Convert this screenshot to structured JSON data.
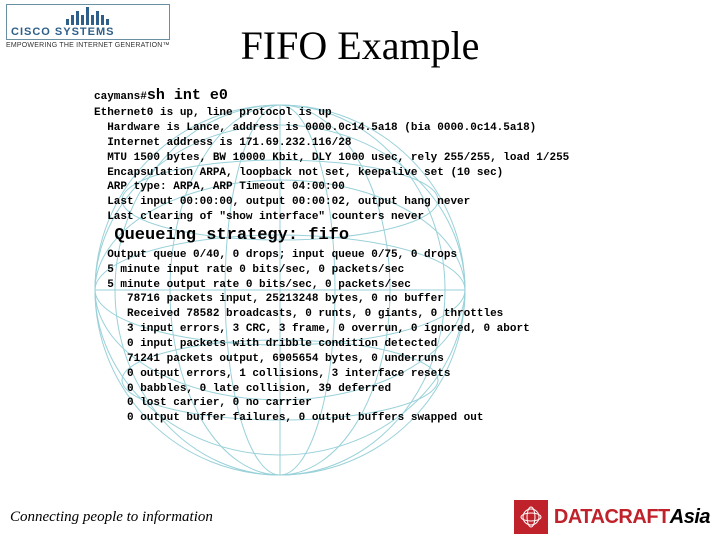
{
  "logo": {
    "brand": "CISCO SYSTEMS",
    "tagline": "EMPOWERING THE INTERNET GENERATION™"
  },
  "title": "FIFO Example",
  "terminal": {
    "prompt": "caymans#",
    "command": "sh int e0",
    "l01": "Ethernet0 is up, line protocol is up",
    "l02": "  Hardware is Lance, address is 0000.0c14.5a18 (bia 0000.0c14.5a18)",
    "l03": "  Internet address is 171.69.232.116/28",
    "l04": "  MTU 1500 bytes, BW 10000 Kbit, DLY 1000 usec, rely 255/255, load 1/255",
    "l05": "  Encapsulation ARPA, loopback not set, keepalive set (10 sec)",
    "l06": "  ARP type: ARPA, ARP Timeout 04:00:00",
    "l07": "  Last input 00:00:00, output 00:00:02, output hang never",
    "l08": "  Last clearing of \"show interface\" counters never",
    "queue_line": "  Queueing strategy: fifo",
    "l09": "  Output queue 0/40, 0 drops; input queue 0/75, 0 drops",
    "l10": "  5 minute input rate 0 bits/sec, 0 packets/sec",
    "l11": "  5 minute output rate 0 bits/sec, 0 packets/sec",
    "l12": "     78716 packets input, 25213248 bytes, 0 no buffer",
    "l13": "     Received 78582 broadcasts, 0 runts, 0 giants, 0 throttles",
    "l14": "     3 input errors, 3 CRC, 3 frame, 0 overrun, 0 ignored, 0 abort",
    "l15": "     0 input packets with dribble condition detected",
    "l16": "     71241 packets output, 6905654 bytes, 0 underruns",
    "l17": "     0 output errors, 1 collisions, 3 interface resets",
    "l18": "     0 babbles, 0 late collision, 39 deferred",
    "l19": "     0 lost carrier, 0 no carrier",
    "l20": "     0 output buffer failures, 0 output buffers swapped out"
  },
  "footer": {
    "left": "Connecting people to information",
    "brand": "DATACRAFT",
    "suffix": "Asia"
  }
}
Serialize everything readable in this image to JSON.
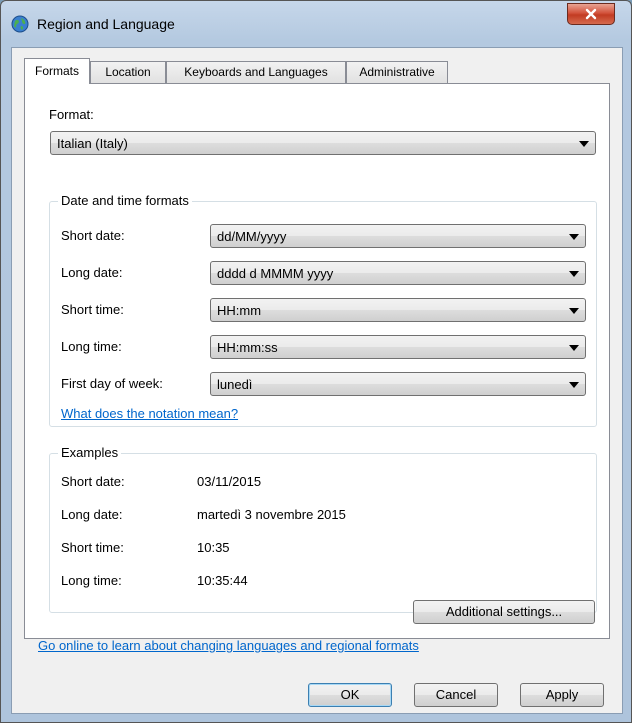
{
  "window": {
    "title": "Region and Language",
    "icon": "globe-icon",
    "close_label": "X"
  },
  "tabs": [
    {
      "label": "Formats",
      "active": true
    },
    {
      "label": "Location",
      "active": false
    },
    {
      "label": "Keyboards and Languages",
      "active": false
    },
    {
      "label": "Administrative",
      "active": false
    }
  ],
  "format": {
    "label": "Format:",
    "value": "Italian (Italy)"
  },
  "date_time_group": {
    "title": "Date and time formats",
    "rows": [
      {
        "label": "Short date:",
        "value": "dd/MM/yyyy"
      },
      {
        "label": "Long date:",
        "value": "dddd d MMMM yyyy"
      },
      {
        "label": "Short time:",
        "value": "HH:mm"
      },
      {
        "label": "Long time:",
        "value": "HH:mm:ss"
      },
      {
        "label": "First day of week:",
        "value": "lunedì"
      }
    ],
    "notation_link": "What does the notation mean?"
  },
  "examples_group": {
    "title": "Examples",
    "rows": [
      {
        "label": "Short date:",
        "value": "03/11/2015"
      },
      {
        "label": "Long date:",
        "value": "martedì 3 novembre 2015"
      },
      {
        "label": "Short time:",
        "value": "10:35"
      },
      {
        "label": "Long time:",
        "value": "10:35:44"
      }
    ]
  },
  "additional_settings_label": "Additional settings...",
  "online_link": "Go online to learn about changing languages and regional formats",
  "buttons": {
    "ok": "OK",
    "cancel": "Cancel",
    "apply": "Apply"
  },
  "colors": {
    "link": "#0066cc",
    "close_button": "#c23b22"
  }
}
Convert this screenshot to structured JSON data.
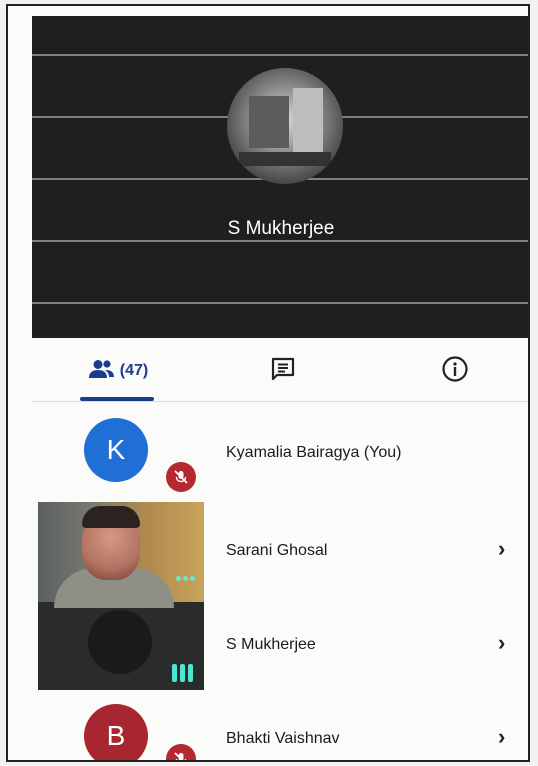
{
  "speaker": {
    "name": "S Mukherjee"
  },
  "tabs": {
    "people_count": "(47)",
    "active_color": "#1a3c8c"
  },
  "participants": [
    {
      "name": "Kyamalia Bairagya (You)",
      "avatar_letter": "K",
      "avatar_color": "#1f6fd6",
      "mic": "muted"
    },
    {
      "name": "Sarani Ghosal",
      "video": true
    },
    {
      "name": "S Mukherjee",
      "video": true
    },
    {
      "name": "Bhakti Vaishnav",
      "avatar_letter": "B",
      "avatar_color": "#a8262f",
      "mic": "muted"
    }
  ],
  "icons": {
    "people_tab": "people-icon",
    "chat_tab": "chat-icon",
    "info_tab": "info-icon",
    "mic_off": "mic-off-icon",
    "chevron": "chevron-right-icon"
  }
}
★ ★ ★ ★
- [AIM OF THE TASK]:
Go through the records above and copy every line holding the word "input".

- [EXERCISE SOLUTION]:
    "l07": "  Last input 00:00:00, output 00:00:02, output hang never",
    "l09": "  Output queue 0/40, 0 drops; input queue 0/75, 0 drops",
    "l10": "  5 minute input rate 0 bits/sec, 0 packets/sec",
    "l12": "     78716 packets input, 25213248 bytes, 0 no buffer",
    "l14": "     3 input errors, 3 CRC, 3 frame, 0 overrun, 0 ignored, 0 abort",
    "l15": "     0 input packets with dribble condition detected",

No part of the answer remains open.